Home Depot sees home-improvement market declining if consumer demand keeps shifting to services from goods
By Tomi Kilgore
Sales are expected to be flat this year but profit is seen falling, while Wall Street analyst had been projecting a slight profit increase
Home Depot Inc. said Tuesday the home-improvement market could weaken this year, if consumer spending keeps shifting toward services from goods, and if inflation continues to affect demand.
The home-improvement giant (HD) expects fiscal 2023 net sales and same-store sales to be about flat with last year, however, because it will take market share from its competitors.
Sales could be hurt further if lumber prices, which have already fallen by more than 50% from a year ago, continue to decline.
The average analyst estimate compiled by FactSet for sales at the time Home Depot reported results was $158 billion, which implied 0.4% growth, while the FactSet consensus for same-store sales was for a rise of 0.2%.
Chief Financial Officer Richard McPhail said on the post-earnings conference call with analysts that for about the first five quarters postpandemic, the company saw significant growth in the value of the average ticket and number of transactions, because homeowners took on more do-it-yourself projects as they spent more time at home.
Since about the fiscal second quarter of 2021, McPhail said sales continued to rise due to ticket growth, but the number of transactions "steadily normalized" toward prepandemic levels, "as the broader consumer economy shifted" from goods back to services.
"We believe that if this shift continues at its current pace, the home-improvement market would be down low-single-digits [percentages]," McPhail said, according to a transcript provided by AlphaSense.
Meanwhile, earnings per share for the year are forecast to decline in the "mid-single-digit" percentage range, as a higher expected tax rate and an investment in employee compensation weighs on operating margins.
That was a surprise for Wall Street analysts, as the FactSet EPS consensus for the current fiscal year was $16.70, which was a penny more than EPS for last year.
Home Depot's stock slid 5.4% in morning trading, enough to make it the worst performer among the Dow Jones Industrial Average's components.

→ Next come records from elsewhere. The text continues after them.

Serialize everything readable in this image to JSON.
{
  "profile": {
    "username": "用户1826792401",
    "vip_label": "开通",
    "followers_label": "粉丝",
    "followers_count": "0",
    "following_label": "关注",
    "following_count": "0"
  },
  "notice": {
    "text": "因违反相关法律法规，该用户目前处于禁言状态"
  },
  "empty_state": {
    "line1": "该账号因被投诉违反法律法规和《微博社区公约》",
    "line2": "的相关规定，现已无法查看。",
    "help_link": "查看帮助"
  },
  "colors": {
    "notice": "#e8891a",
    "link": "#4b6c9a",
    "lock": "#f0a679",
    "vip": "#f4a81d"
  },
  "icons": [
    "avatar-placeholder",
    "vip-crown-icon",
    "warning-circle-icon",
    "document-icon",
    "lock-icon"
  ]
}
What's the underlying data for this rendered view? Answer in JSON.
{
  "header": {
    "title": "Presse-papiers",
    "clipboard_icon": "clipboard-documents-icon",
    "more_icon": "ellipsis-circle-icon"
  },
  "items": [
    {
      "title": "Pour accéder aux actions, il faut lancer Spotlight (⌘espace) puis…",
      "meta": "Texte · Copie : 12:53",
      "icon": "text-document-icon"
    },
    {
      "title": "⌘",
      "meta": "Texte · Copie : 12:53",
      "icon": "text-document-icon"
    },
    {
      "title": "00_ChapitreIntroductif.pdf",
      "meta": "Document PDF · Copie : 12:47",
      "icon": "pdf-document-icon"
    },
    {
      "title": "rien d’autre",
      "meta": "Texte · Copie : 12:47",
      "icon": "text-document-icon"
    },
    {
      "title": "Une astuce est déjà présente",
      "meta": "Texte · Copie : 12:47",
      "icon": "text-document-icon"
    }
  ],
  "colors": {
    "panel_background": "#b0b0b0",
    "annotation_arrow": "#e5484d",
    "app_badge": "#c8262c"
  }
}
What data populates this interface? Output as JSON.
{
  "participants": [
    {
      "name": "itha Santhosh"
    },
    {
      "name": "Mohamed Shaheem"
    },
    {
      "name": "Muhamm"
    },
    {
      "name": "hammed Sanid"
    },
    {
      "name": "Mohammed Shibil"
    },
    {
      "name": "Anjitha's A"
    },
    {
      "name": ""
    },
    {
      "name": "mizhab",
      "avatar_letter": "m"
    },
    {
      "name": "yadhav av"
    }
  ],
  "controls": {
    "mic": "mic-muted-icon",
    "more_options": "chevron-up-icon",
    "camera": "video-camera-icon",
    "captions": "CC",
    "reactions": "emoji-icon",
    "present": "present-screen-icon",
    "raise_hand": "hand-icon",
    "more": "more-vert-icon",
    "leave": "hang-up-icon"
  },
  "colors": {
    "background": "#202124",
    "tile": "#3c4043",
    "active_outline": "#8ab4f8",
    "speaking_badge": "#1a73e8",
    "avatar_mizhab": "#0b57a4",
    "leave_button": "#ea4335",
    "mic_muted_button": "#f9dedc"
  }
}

The stock's $17.26 price decline was cutting about 114 points off the Dow's price, while the Dow fell 487 points, or 1.4%.
The company also reported before the open fiscal fourth-quarter EPS that topped expectations, net sales that came up a bit shy and same-store sales that surprisingly declined.
Chief Executive Officer Ted Decker said on the post-earnings call with analysts that through most of fiscal 2022, the company's "resilient" customers were less price sensitive that expected in the fact of persistent inflation.
"In the third quarter, we noted some deceleration in certain products and categories which was more pronounced in the fourth quarter," Decker said, according to an AlphaSense transcript. "This, along with the negative impact from lumber deflation, led to fourth-quarter comps [same-store sales] that were slightly softer than anticipated."
Home Depot's stock has slumped 5.1% over the past three months and declined 13.3% over the past 12 months, while the Dow has eased 1.1% the past three months and slipped 2.2% the past year.